Go through the entries below and work out how many lines include "Kick"; give only that number.

[[ Working data open ]]

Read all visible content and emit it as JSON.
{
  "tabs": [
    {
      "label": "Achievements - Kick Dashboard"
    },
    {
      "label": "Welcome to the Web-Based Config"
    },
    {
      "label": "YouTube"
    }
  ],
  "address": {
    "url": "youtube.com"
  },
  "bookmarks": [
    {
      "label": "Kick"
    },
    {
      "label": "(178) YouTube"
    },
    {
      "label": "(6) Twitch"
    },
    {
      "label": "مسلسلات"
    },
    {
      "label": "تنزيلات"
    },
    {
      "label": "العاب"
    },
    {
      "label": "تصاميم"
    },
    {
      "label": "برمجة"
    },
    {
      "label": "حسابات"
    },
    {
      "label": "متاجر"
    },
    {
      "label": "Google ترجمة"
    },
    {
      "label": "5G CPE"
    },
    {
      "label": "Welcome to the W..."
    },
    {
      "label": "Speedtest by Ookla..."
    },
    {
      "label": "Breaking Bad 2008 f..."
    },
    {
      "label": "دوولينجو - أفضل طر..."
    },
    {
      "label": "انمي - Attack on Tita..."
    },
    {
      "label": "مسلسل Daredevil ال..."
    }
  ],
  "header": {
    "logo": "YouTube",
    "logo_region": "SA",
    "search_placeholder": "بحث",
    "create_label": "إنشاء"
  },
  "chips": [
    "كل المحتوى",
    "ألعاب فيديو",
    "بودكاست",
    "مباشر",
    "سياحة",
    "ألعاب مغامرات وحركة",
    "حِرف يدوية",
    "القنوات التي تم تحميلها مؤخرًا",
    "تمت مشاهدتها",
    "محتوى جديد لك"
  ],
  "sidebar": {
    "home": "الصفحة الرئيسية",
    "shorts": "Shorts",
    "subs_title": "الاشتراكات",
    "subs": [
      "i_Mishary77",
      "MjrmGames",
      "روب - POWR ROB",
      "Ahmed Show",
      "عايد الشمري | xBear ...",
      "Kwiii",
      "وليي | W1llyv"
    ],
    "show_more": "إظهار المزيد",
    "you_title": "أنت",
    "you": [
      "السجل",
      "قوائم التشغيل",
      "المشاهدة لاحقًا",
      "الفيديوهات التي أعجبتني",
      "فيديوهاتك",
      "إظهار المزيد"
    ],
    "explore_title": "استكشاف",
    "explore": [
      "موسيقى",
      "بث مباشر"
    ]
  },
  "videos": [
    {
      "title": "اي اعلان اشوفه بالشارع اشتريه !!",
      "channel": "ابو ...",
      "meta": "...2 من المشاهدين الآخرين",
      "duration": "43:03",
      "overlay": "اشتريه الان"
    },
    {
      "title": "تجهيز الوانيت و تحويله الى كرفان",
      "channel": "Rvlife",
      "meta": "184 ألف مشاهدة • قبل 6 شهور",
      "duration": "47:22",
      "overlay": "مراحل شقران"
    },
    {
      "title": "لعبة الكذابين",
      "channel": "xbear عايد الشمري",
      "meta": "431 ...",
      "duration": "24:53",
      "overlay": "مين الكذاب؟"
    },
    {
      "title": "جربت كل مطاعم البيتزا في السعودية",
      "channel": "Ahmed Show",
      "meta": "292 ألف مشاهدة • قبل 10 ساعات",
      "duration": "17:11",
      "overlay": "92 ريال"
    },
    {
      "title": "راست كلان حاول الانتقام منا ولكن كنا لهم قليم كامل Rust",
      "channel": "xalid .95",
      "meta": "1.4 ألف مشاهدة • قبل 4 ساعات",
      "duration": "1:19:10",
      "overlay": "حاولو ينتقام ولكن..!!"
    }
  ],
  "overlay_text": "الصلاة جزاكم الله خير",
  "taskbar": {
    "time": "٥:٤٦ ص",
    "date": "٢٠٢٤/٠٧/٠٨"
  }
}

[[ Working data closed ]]

▸ **Answer to this task**
2